**ABOUT THIS TASK**
Would you mind restating all of the records word for word, skipping the pictures?

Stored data
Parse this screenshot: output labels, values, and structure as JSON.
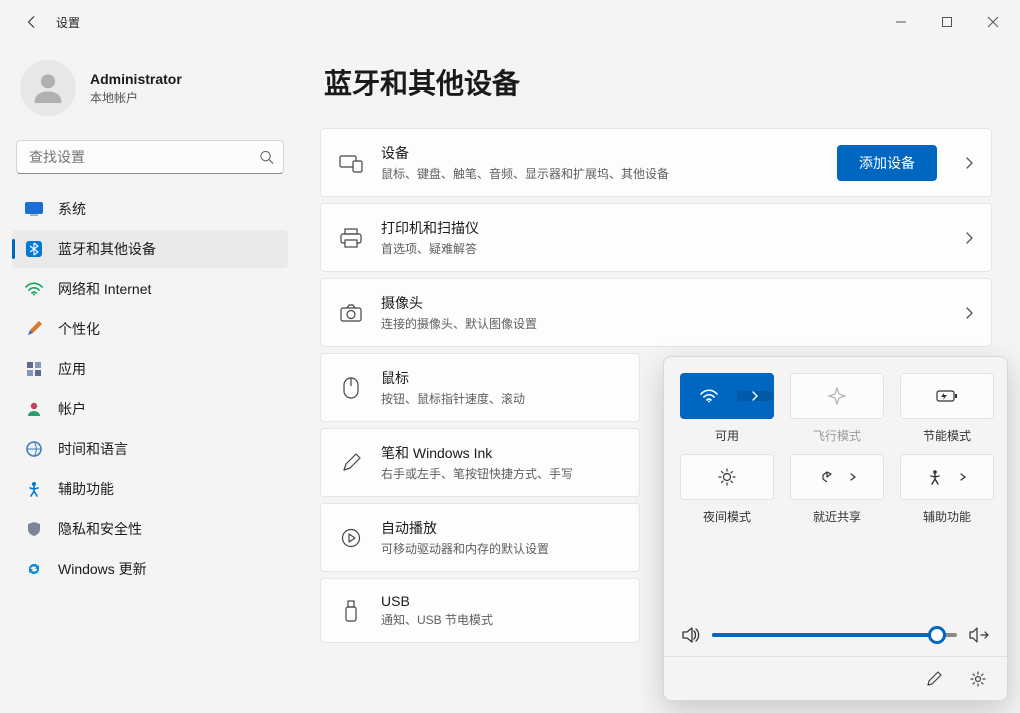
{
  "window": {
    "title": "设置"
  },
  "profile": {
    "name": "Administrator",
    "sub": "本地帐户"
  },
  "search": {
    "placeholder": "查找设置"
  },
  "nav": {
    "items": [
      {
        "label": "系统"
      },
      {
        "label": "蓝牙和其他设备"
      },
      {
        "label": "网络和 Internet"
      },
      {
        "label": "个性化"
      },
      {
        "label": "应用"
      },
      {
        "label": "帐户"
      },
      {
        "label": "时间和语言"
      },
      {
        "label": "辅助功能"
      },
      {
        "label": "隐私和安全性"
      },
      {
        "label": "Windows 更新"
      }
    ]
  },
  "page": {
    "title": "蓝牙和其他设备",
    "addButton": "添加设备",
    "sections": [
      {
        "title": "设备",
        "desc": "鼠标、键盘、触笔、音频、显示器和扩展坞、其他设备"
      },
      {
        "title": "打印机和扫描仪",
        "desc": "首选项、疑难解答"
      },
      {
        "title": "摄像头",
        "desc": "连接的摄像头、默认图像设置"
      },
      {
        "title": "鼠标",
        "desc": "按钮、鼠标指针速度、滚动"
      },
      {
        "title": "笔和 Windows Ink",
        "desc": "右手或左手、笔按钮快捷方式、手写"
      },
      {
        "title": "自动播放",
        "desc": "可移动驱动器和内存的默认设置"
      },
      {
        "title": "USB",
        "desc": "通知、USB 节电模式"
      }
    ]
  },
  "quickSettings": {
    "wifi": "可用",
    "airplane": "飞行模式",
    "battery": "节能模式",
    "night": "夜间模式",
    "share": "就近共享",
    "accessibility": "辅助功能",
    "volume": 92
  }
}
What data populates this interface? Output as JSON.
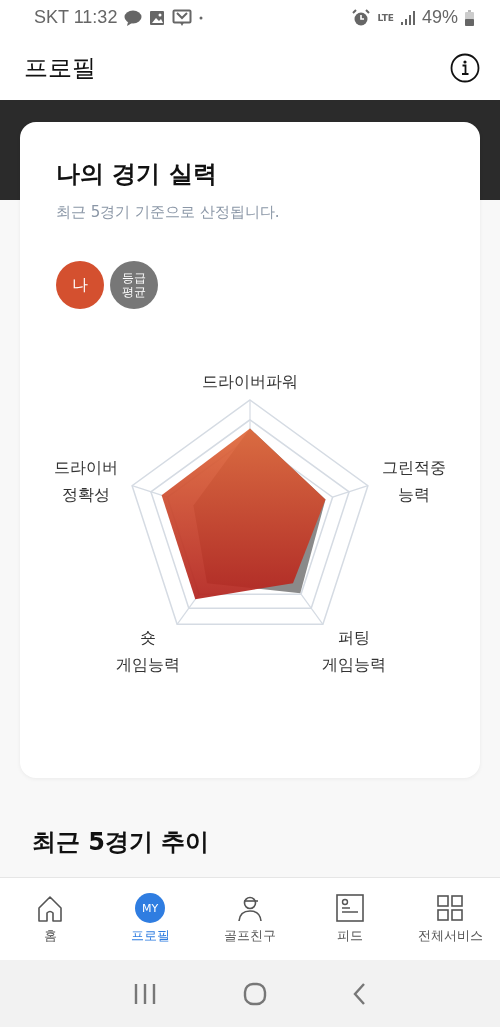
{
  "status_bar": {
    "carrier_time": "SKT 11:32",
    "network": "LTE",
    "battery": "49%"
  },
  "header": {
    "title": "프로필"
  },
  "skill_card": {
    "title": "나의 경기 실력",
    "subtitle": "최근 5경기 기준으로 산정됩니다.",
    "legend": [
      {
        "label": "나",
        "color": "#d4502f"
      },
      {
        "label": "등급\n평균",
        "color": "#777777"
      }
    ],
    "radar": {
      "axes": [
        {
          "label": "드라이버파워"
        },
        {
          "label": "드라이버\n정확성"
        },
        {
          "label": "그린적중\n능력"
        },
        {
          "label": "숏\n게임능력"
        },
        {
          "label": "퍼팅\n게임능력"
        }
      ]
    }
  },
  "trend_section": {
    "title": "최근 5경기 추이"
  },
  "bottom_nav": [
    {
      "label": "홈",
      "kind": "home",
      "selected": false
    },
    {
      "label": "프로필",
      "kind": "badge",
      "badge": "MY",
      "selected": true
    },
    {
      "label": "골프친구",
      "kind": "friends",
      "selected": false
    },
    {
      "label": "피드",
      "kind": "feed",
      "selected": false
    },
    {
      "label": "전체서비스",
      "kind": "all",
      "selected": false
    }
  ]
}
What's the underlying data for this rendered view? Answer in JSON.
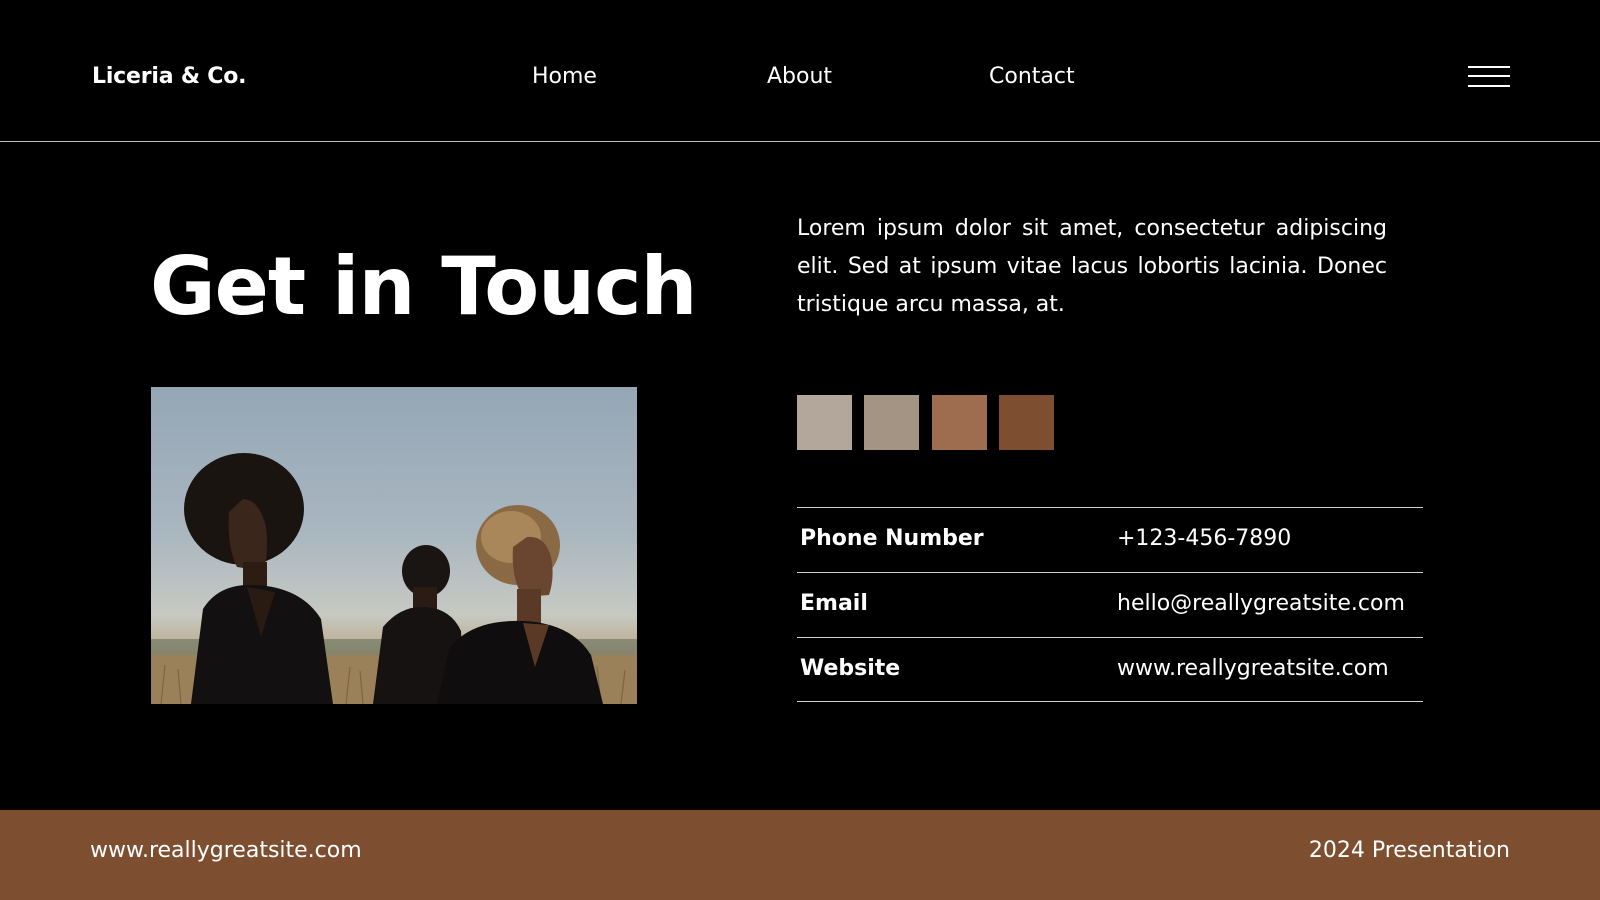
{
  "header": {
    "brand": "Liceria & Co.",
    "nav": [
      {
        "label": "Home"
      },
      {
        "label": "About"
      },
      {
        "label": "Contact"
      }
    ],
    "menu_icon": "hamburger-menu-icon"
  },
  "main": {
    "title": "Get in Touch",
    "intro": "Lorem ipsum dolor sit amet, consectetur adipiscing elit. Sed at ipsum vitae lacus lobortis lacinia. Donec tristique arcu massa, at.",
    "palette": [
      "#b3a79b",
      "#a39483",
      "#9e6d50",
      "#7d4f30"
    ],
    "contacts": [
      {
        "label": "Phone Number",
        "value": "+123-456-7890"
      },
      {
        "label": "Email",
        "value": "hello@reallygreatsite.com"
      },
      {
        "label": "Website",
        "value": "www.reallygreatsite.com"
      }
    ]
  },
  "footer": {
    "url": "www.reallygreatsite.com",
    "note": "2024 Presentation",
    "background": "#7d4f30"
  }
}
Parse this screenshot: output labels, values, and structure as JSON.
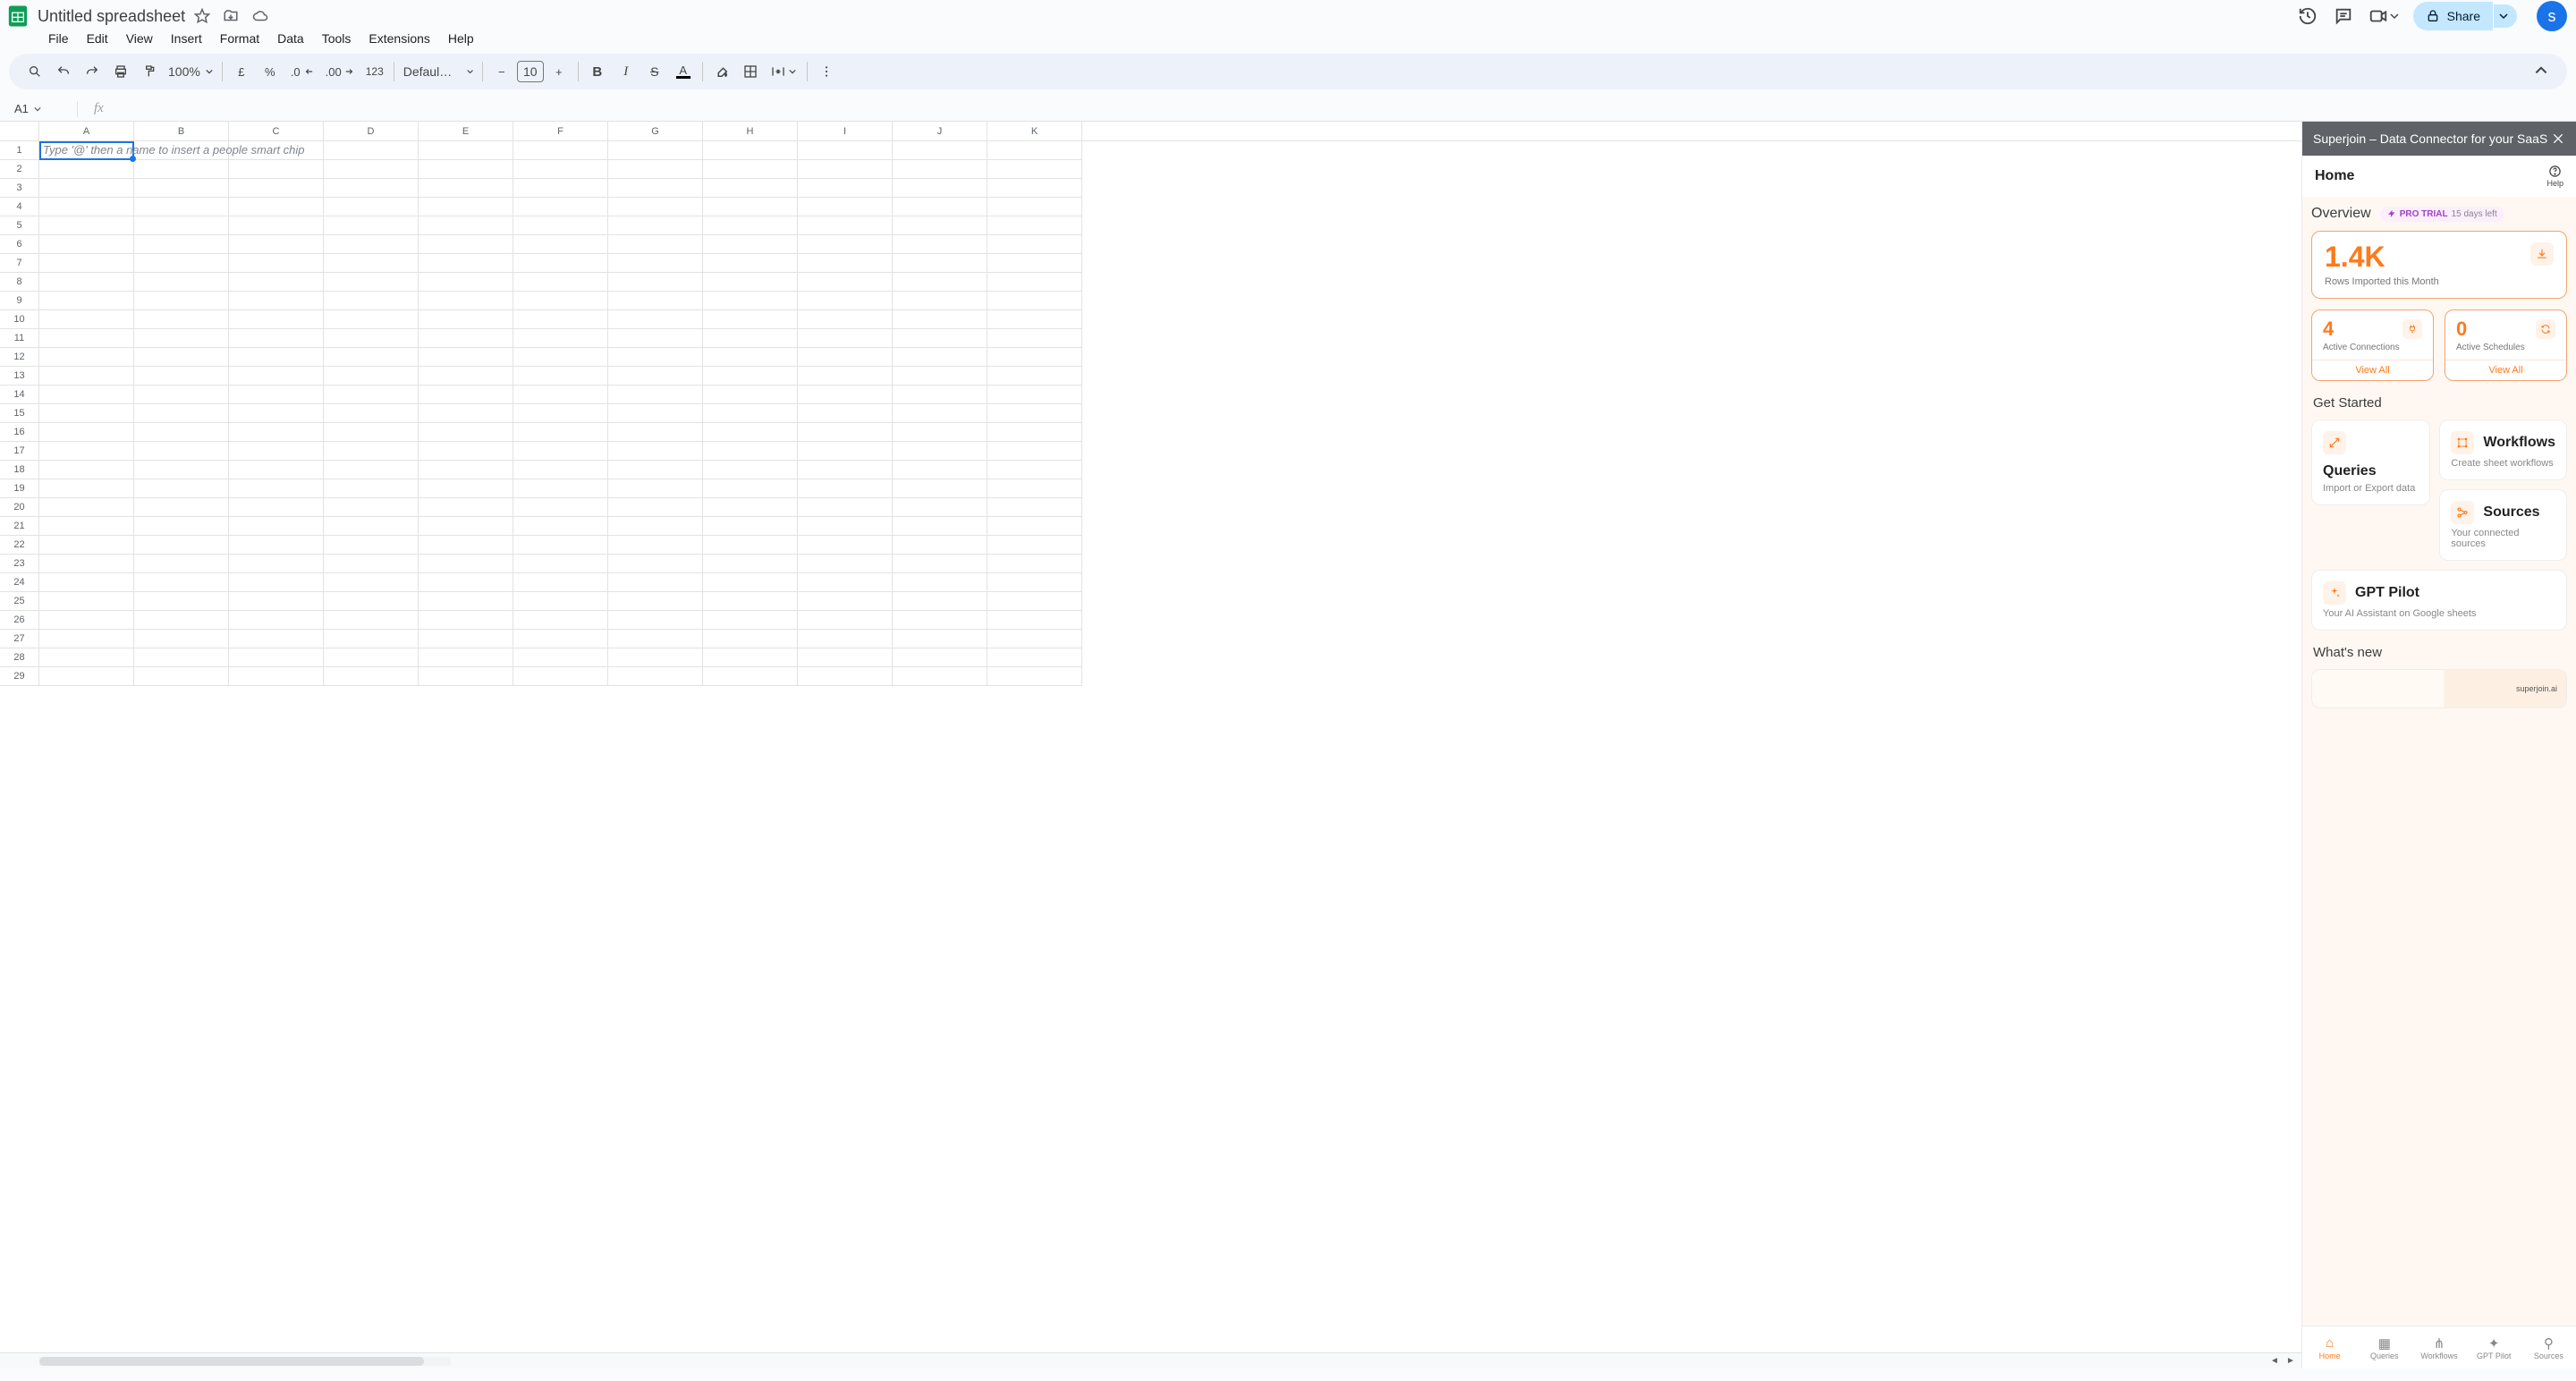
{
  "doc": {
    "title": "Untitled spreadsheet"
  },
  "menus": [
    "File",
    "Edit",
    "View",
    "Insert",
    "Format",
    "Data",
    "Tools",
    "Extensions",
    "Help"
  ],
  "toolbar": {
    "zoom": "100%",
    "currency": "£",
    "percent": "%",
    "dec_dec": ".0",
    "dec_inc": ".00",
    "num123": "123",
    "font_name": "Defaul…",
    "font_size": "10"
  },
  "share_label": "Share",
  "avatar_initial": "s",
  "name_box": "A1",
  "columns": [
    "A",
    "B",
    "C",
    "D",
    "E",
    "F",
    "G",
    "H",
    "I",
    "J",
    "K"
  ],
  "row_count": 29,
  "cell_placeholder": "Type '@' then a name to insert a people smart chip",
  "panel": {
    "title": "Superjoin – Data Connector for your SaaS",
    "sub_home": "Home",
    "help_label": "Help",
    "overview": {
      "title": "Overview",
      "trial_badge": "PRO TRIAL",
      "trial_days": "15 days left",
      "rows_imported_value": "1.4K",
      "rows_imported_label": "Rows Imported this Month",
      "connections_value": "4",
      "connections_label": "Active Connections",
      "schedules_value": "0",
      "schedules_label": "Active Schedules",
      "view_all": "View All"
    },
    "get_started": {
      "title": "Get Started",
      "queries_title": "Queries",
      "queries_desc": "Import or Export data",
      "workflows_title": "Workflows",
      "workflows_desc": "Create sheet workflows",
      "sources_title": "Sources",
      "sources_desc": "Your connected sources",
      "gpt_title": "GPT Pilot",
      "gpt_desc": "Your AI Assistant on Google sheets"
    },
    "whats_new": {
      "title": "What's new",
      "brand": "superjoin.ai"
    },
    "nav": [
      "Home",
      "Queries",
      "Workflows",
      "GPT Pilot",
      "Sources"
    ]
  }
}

**TASK RESPONSE**
Parse this screenshot: output labels, values, and structure as JSON.
{
  "window": {
    "title": "设置"
  },
  "profile": {
    "name": "Administrator",
    "sub": "本地帐户"
  },
  "search": {
    "placeholder": "查找设置"
  },
  "nav": {
    "items": [
      {
        "label": "系统"
      },
      {
        "label": "蓝牙和其他设备"
      },
      {
        "label": "网络和 Internet"
      },
      {
        "label": "个性化"
      },
      {
        "label": "应用"
      },
      {
        "label": "帐户"
      },
      {
        "label": "时间和语言"
      },
      {
        "label": "辅助功能"
      },
      {
        "label": "隐私和安全性"
      },
      {
        "label": "Windows 更新"
      }
    ]
  },
  "page": {
    "title": "蓝牙和其他设备",
    "addButton": "添加设备",
    "sections": [
      {
        "title": "设备",
        "desc": "鼠标、键盘、触笔、音频、显示器和扩展坞、其他设备"
      },
      {
        "title": "打印机和扫描仪",
        "desc": "首选项、疑难解答"
      },
      {
        "title": "摄像头",
        "desc": "连接的摄像头、默认图像设置"
      },
      {
        "title": "鼠标",
        "desc": "按钮、鼠标指针速度、滚动"
      },
      {
        "title": "笔和 Windows Ink",
        "desc": "右手或左手、笔按钮快捷方式、手写"
      },
      {
        "title": "自动播放",
        "desc": "可移动驱动器和内存的默认设置"
      },
      {
        "title": "USB",
        "desc": "通知、USB 节电模式"
      }
    ]
  },
  "quickSettings": {
    "wifi": "可用",
    "airplane": "飞行模式",
    "battery": "节能模式",
    "night": "夜间模式",
    "share": "就近共享",
    "accessibility": "辅助功能",
    "volume": 92
  }
}
What data populates this interface? Output as JSON.
{
  "status_bar": {
    "carrier_time": "SKT 11:32",
    "network": "LTE",
    "battery": "49%"
  },
  "header": {
    "title": "프로필"
  },
  "skill_card": {
    "title": "나의 경기 실력",
    "subtitle": "최근 5경기 기준으로 산정됩니다.",
    "legend": [
      {
        "label": "나",
        "color": "#d4502f"
      },
      {
        "label": "등급\n평균",
        "color": "#777777"
      }
    ],
    "radar": {
      "axes": [
        {
          "label": "드라이버파워"
        },
        {
          "label": "드라이버\n정확성"
        },
        {
          "label": "그린적중\n능력"
        },
        {
          "label": "숏\n게임능력"
        },
        {
          "label": "퍼팅\n게임능력"
        }
      ]
    }
  },
  "trend_section": {
    "title": "최근 5경기 추이"
  },
  "bottom_nav": [
    {
      "label": "홈",
      "kind": "home",
      "selected": false
    },
    {
      "label": "프로필",
      "kind": "badge",
      "badge": "MY",
      "selected": true
    },
    {
      "label": "골프친구",
      "kind": "friends",
      "selected": false
    },
    {
      "label": "피드",
      "kind": "feed",
      "selected": false
    },
    {
      "label": "전체서비스",
      "kind": "all",
      "selected": false
    }
  ]
}
What's the underlying data for this rendered view? Answer in JSON.
{
  "header": {
    "brand": "Liceria & Co.",
    "nav": [
      {
        "label": "Home"
      },
      {
        "label": "About"
      },
      {
        "label": "Contact"
      }
    ],
    "menu_icon": "hamburger-menu-icon"
  },
  "main": {
    "title": "Get in Touch",
    "intro": "Lorem ipsum dolor sit amet, consectetur adipiscing elit. Sed at ipsum vitae lacus lobortis lacinia. Donec tristique arcu massa, at.",
    "palette": [
      "#b3a79b",
      "#a39483",
      "#9e6d50",
      "#7d4f30"
    ],
    "contacts": [
      {
        "label": "Phone Number",
        "value": "+123-456-7890"
      },
      {
        "label": "Email",
        "value": "hello@reallygreatsite.com"
      },
      {
        "label": "Website",
        "value": "www.reallygreatsite.com"
      }
    ]
  },
  "footer": {
    "url": "www.reallygreatsite.com",
    "note": "2024 Presentation",
    "background": "#7d4f30"
  }
}
Parse this screenshot: output labels, values, and structure as JSON.
{
  "doc": {
    "title": "Untitled spreadsheet"
  },
  "menus": [
    "File",
    "Edit",
    "View",
    "Insert",
    "Format",
    "Data",
    "Tools",
    "Extensions",
    "Help"
  ],
  "toolbar": {
    "zoom": "100%",
    "currency": "£",
    "percent": "%",
    "dec_dec": ".0",
    "dec_inc": ".00",
    "num123": "123",
    "font_name": "Defaul…",
    "font_size": "10"
  },
  "share_label": "Share",
  "avatar_initial": "s",
  "name_box": "A1",
  "columns": [
    "A",
    "B",
    "C",
    "D",
    "E",
    "F",
    "G",
    "H",
    "I",
    "J",
    "K"
  ],
  "row_count": 29,
  "cell_placeholder": "Type '@' then a name to insert a people smart chip",
  "panel": {
    "title": "Superjoin – Data Connector for your SaaS",
    "sub_home": "Home",
    "help_label": "Help",
    "overview": {
      "title": "Overview",
      "trial_badge": "PRO TRIAL",
      "trial_days": "15 days left",
      "rows_imported_value": "1.4K",
      "rows_imported_label": "Rows Imported this Month",
      "connections_value": "4",
      "connections_label": "Active Connections",
      "schedules_value": "0",
      "schedules_label": "Active Schedules",
      "view_all": "View All"
    },
    "get_started": {
      "title": "Get Started",
      "queries_title": "Queries",
      "queries_desc": "Import or Export data",
      "workflows_title": "Workflows",
      "workflows_desc": "Create sheet workflows",
      "sources_title": "Sources",
      "sources_desc": "Your connected sources",
      "gpt_title": "GPT Pilot",
      "gpt_desc": "Your AI Assistant on Google sheets"
    },
    "whats_new": {
      "title": "What's new",
      "brand": "superjoin.ai"
    },
    "nav": [
      "Home",
      "Queries",
      "Workflows",
      "GPT Pilot",
      "Sources"
    ]
  }
}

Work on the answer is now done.